• _EXERCISE DETAILS_
Scan the entries below and state how many lines contain "unique". No other output.

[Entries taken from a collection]
__________

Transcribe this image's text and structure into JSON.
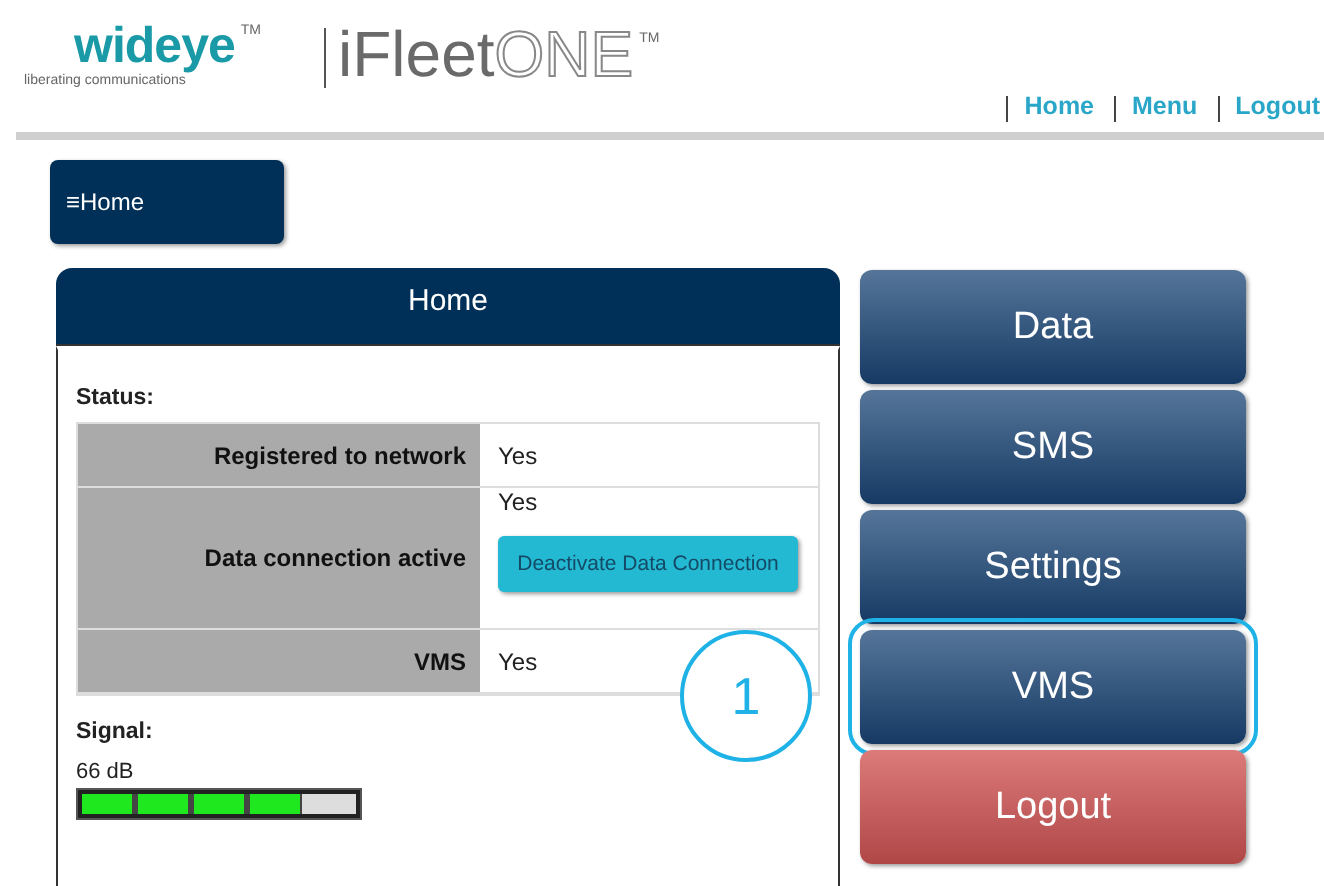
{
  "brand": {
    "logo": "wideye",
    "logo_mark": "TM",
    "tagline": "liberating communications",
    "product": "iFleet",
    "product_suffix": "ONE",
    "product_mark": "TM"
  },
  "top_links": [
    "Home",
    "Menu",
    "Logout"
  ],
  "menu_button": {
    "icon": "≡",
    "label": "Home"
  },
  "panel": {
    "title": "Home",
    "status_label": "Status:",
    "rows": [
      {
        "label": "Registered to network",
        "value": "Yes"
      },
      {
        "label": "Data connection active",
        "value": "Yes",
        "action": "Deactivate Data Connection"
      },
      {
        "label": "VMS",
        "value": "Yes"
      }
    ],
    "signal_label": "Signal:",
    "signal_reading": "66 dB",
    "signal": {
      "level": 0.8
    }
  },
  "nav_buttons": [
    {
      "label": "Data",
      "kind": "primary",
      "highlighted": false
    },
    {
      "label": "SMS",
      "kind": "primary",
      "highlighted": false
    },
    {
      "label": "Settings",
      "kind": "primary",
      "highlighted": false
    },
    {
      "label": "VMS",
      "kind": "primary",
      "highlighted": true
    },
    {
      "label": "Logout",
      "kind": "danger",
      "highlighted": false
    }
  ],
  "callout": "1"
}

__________

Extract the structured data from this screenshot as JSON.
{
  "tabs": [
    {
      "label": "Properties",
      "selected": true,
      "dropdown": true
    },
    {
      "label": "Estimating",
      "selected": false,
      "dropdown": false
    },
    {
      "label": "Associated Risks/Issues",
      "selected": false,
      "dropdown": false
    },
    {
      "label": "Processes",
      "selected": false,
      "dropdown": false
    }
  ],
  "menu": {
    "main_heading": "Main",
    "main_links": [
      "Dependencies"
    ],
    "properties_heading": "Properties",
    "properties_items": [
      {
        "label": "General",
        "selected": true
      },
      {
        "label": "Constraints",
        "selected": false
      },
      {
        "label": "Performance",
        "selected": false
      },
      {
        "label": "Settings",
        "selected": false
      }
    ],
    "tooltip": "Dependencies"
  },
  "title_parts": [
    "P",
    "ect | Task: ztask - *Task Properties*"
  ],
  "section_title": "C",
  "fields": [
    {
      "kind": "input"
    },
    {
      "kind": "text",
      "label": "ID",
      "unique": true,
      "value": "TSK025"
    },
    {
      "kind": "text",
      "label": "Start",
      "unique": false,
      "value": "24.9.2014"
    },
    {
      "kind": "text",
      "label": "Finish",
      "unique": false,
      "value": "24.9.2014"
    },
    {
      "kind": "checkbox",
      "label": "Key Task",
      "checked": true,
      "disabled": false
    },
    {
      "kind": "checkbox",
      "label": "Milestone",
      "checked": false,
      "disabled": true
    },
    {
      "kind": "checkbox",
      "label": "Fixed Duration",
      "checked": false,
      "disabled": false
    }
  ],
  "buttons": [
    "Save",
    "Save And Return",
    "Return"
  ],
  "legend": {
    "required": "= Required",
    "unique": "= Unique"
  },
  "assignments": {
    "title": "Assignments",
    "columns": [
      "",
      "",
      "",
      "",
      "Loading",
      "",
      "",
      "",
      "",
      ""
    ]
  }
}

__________

• _OUTPUT OF THE TASK_
4